* [Website and app data records]

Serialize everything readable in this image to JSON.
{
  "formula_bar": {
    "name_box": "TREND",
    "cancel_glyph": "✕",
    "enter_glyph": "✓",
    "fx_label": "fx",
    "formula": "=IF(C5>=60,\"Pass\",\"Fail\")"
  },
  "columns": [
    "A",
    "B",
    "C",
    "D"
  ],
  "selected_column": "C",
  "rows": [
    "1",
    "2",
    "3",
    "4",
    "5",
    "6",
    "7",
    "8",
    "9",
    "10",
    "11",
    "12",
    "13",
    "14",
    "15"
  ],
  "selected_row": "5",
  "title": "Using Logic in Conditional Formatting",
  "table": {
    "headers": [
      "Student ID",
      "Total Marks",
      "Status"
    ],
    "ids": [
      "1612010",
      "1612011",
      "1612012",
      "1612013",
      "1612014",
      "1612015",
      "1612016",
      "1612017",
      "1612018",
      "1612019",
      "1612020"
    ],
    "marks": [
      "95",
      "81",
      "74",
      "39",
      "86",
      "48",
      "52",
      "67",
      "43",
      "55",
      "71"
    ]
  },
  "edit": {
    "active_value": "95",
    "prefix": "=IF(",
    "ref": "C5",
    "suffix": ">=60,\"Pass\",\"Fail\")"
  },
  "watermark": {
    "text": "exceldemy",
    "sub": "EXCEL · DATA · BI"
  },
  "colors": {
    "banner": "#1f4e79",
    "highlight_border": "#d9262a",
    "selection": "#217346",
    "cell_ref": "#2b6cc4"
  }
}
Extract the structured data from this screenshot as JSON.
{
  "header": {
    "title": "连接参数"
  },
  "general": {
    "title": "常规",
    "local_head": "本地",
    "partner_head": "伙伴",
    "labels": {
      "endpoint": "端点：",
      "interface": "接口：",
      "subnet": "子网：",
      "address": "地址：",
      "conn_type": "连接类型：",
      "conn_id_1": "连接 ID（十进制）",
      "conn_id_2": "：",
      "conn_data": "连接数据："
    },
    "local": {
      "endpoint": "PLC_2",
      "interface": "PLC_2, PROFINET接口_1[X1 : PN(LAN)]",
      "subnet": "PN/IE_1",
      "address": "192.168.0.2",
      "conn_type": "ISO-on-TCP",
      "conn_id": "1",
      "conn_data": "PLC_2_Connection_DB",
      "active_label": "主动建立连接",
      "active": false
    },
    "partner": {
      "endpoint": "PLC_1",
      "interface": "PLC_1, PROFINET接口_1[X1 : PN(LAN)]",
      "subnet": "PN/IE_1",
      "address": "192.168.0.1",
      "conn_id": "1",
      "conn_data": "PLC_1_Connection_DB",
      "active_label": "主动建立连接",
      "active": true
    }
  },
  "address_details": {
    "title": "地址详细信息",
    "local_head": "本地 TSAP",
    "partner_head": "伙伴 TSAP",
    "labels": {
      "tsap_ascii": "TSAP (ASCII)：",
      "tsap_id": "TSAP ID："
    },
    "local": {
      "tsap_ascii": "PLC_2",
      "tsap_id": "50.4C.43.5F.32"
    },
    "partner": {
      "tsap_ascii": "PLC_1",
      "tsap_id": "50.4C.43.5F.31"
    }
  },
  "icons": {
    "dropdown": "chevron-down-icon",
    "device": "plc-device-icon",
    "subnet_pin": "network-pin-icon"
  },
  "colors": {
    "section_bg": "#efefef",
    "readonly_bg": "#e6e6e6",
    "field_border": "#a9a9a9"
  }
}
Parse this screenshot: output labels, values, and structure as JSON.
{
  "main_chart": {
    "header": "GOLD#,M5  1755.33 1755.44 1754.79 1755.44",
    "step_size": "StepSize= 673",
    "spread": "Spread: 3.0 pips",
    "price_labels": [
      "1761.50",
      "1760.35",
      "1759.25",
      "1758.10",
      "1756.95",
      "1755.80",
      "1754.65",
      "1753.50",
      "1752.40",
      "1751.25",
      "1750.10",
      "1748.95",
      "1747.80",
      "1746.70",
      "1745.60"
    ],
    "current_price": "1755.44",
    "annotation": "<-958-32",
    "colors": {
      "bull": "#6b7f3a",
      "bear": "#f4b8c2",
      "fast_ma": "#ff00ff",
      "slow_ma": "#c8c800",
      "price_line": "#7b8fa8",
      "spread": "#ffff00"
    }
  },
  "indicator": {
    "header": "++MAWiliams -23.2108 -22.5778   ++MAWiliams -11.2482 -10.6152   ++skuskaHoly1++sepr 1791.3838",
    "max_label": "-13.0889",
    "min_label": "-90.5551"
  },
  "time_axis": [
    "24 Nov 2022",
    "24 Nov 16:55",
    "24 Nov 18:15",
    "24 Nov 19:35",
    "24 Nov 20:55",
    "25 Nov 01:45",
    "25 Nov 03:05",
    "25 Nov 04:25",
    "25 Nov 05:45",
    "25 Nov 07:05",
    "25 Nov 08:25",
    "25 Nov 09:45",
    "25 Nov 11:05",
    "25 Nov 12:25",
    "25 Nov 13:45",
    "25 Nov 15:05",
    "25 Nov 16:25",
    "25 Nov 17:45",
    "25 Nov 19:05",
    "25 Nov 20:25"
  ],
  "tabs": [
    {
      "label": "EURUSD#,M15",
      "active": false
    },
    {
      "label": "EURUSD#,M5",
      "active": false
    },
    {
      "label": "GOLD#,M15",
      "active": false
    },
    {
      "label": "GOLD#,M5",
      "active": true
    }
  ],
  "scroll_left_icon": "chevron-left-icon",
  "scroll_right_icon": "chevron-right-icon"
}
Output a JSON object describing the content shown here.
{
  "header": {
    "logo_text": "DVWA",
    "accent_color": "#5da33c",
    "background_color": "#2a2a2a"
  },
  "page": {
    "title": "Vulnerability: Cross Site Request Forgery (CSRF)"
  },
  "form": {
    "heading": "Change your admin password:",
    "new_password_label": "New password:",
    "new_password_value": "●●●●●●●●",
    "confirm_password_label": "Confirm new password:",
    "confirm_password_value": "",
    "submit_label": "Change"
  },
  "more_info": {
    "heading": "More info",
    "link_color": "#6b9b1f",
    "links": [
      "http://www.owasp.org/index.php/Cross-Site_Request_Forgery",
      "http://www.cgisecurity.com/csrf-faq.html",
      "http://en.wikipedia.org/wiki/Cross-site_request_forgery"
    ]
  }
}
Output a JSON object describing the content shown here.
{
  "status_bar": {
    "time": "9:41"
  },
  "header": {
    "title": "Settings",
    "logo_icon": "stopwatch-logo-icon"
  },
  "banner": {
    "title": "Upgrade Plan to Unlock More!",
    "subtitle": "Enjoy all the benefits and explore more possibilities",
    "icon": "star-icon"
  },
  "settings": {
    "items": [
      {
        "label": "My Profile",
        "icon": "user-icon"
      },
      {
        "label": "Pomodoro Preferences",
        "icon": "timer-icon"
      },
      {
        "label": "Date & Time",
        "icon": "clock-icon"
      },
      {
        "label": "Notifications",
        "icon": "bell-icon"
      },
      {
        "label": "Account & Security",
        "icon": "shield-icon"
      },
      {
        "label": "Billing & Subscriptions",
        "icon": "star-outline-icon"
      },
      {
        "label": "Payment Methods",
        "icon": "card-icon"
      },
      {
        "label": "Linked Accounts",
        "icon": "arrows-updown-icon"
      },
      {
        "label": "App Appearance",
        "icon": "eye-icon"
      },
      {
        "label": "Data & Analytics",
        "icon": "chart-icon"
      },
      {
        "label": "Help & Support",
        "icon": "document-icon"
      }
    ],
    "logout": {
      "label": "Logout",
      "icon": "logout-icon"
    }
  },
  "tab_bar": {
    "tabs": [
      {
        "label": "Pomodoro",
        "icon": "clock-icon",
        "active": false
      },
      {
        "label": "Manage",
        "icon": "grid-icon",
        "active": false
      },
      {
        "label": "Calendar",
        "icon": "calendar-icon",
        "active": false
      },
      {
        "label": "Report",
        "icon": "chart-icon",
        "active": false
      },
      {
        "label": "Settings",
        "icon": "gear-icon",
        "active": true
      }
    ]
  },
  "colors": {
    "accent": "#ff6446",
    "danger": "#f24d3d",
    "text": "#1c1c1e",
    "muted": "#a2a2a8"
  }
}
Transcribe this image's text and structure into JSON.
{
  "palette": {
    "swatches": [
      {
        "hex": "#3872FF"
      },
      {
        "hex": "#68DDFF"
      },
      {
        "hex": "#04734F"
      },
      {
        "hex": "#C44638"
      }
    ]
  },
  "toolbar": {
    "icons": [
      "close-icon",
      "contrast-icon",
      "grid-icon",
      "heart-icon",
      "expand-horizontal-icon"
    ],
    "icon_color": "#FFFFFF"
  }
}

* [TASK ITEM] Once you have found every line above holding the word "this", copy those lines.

* [WRITTEN ANSWER]
Serialize everything readable in this image to JSON.
Extract the structured data from this screenshot as JSON.
Parse this screenshot: output labels, values, and structure as JSON.
Transcribe this image's text and structure into JSON.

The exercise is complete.